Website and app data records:
/---

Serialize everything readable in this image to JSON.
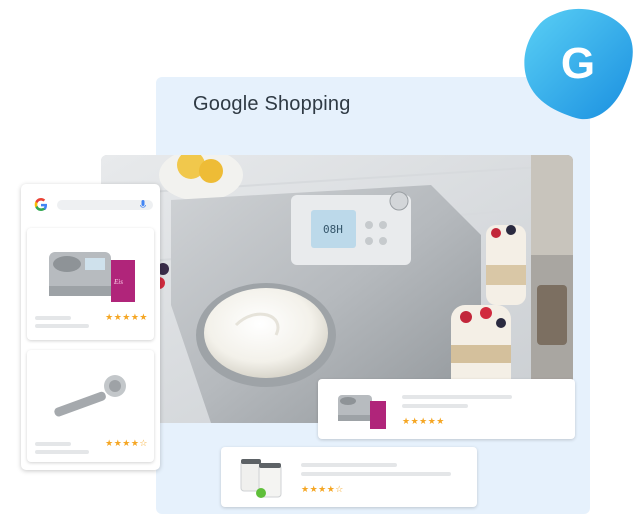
{
  "panel": {
    "title": "Google Shopping"
  },
  "badge": {
    "letter": "G",
    "color_start": "#3fb7ee",
    "color_end": "#1a8fe0"
  },
  "phone": {
    "google_icon": "google-g-icon",
    "mic_icon": "microphone-icon",
    "results": [
      {
        "product": "ice-cream-maker-with-book",
        "rating_stars": "★★★★★"
      },
      {
        "product": "ice-cream-scoop",
        "rating_stars": "★★★★☆"
      }
    ]
  },
  "ad_cards": [
    {
      "product": "ice-cream-maker-with-book",
      "rating_stars": "★★★★★"
    },
    {
      "product": "ice-cream-containers",
      "rating_stars": "★★★★☆"
    }
  ],
  "colors": {
    "panel_bg": "#e6f1fc",
    "star": "#f5a623",
    "accent": "#1a8fe0"
  }
}
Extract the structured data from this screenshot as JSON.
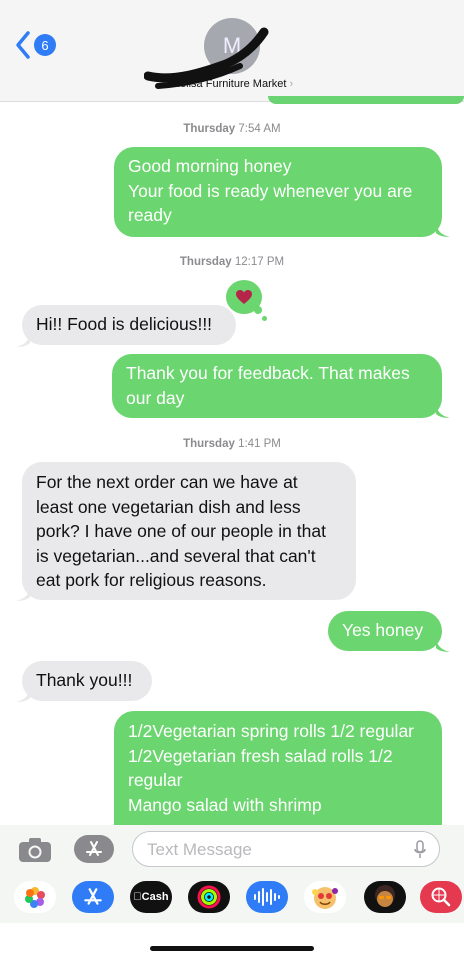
{
  "header": {
    "back_count": "6",
    "avatar_initial": "M",
    "contact_name": "Melisa Furniture Market"
  },
  "messages": [
    {
      "type": "timestamp",
      "day": "Thursday",
      "time": "7:54 AM"
    },
    {
      "type": "outgoing",
      "lines": [
        "Good morning honey",
        "Your food is ready whenever you are",
        "ready"
      ]
    },
    {
      "type": "timestamp",
      "day": "Thursday",
      "time": "12:17 PM"
    },
    {
      "type": "incoming",
      "lines": [
        "Hi!! Food is delicious!!!"
      ],
      "tapback": "heart-icon"
    },
    {
      "type": "outgoing",
      "lines": [
        "Thank you for feedback. That makes",
        "our day"
      ]
    },
    {
      "type": "timestamp",
      "day": "Thursday",
      "time": "1:41 PM"
    },
    {
      "type": "incoming",
      "lines": [
        "For the next order can we have at",
        "least one vegetarian dish and less",
        "pork? I have one of our people in that",
        "is vegetarian...and several that can't",
        "eat pork for religious reasons."
      ]
    },
    {
      "type": "outgoing",
      "lines": [
        "Yes honey"
      ]
    },
    {
      "type": "incoming",
      "lines": [
        "Thank you!!!"
      ]
    },
    {
      "type": "outgoing",
      "lines": [
        "1/2Vegetarian spring rolls 1/2 regular",
        "1/2Vegetarian fresh salad rolls 1/2",
        "regular",
        "Mango salad with shrimp"
      ]
    }
  ],
  "input": {
    "placeholder": "Text Message"
  },
  "apps": [
    {
      "name": "photos-icon"
    },
    {
      "name": "app-store-icon"
    },
    {
      "name": "cash-icon",
      "label": "Cash"
    },
    {
      "name": "activity-icon"
    },
    {
      "name": "audio-message-icon"
    },
    {
      "name": "memoji-icon"
    },
    {
      "name": "memoji-stickers-icon"
    },
    {
      "name": "image-search-icon"
    }
  ],
  "colors": {
    "outgoing": "#6bd56f",
    "incoming": "#e9e9eb",
    "accent": "#2f7cf6",
    "heart": "#b5254a"
  }
}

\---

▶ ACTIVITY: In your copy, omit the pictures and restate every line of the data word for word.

▶ RESULT OF THIS TASK:
Serialize everything readable in this image to JSON.
{
  "panel": {
    "title": "Google Shopping"
  },
  "badge": {
    "letter": "G",
    "color_start": "#3fb7ee",
    "color_end": "#1a8fe0"
  },
  "phone": {
    "google_icon": "google-g-icon",
    "mic_icon": "microphone-icon",
    "results": [
      {
        "product": "ice-cream-maker-with-book",
        "rating_stars": "★★★★★"
      },
      {
        "product": "ice-cream-scoop",
        "rating_stars": "★★★★☆"
      }
    ]
  },
  "ad_cards": [
    {
      "product": "ice-cream-maker-with-book",
      "rating_stars": "★★★★★"
    },
    {
      "product": "ice-cream-containers",
      "rating_stars": "★★★★☆"
    }
  ],
  "colors": {
    "panel_bg": "#e6f1fc",
    "star": "#f5a623",
    "accent": "#1a8fe0"
  }
}
Extract the structured data from this screenshot as JSON.
{
  "header": {
    "back_count": "6",
    "avatar_initial": "M",
    "contact_name": "Melisa Furniture Market"
  },
  "messages": [
    {
      "type": "timestamp",
      "day": "Thursday",
      "time": "7:54 AM"
    },
    {
      "type": "outgoing",
      "lines": [
        "Good morning honey",
        "Your food is ready whenever you are",
        "ready"
      ]
    },
    {
      "type": "timestamp",
      "day": "Thursday",
      "time": "12:17 PM"
    },
    {
      "type": "incoming",
      "lines": [
        "Hi!! Food is delicious!!!"
      ],
      "tapback": "heart-icon"
    },
    {
      "type": "outgoing",
      "lines": [
        "Thank you for feedback. That makes",
        "our day"
      ]
    },
    {
      "type": "timestamp",
      "day": "Thursday",
      "time": "1:41 PM"
    },
    {
      "type": "incoming",
      "lines": [
        "For the next order can we have at",
        "least one vegetarian dish and less",
        "pork? I have one of our people in that",
        "is vegetarian...and several that can't",
        "eat pork for religious reasons."
      ]
    },
    {
      "type": "outgoing",
      "lines": [
        "Yes honey"
      ]
    },
    {
      "type": "incoming",
      "lines": [
        "Thank you!!!"
      ]
    },
    {
      "type": "outgoing",
      "lines": [
        "1/2Vegetarian spring rolls 1/2 regular",
        "1/2Vegetarian fresh salad rolls 1/2",
        "regular",
        "Mango salad with shrimp"
      ]
    }
  ],
  "input": {
    "placeholder": "Text Message"
  },
  "apps": [
    {
      "name": "photos-icon"
    },
    {
      "name": "app-store-icon"
    },
    {
      "name": "cash-icon",
      "label": "Cash"
    },
    {
      "name": "activity-icon"
    },
    {
      "name": "audio-message-icon"
    },
    {
      "name": "memoji-icon"
    },
    {
      "name": "memoji-stickers-icon"
    },
    {
      "name": "image-search-icon"
    }
  ],
  "colors": {
    "outgoing": "#6bd56f",
    "incoming": "#e9e9eb",
    "accent": "#2f7cf6",
    "heart": "#b5254a"
  }
}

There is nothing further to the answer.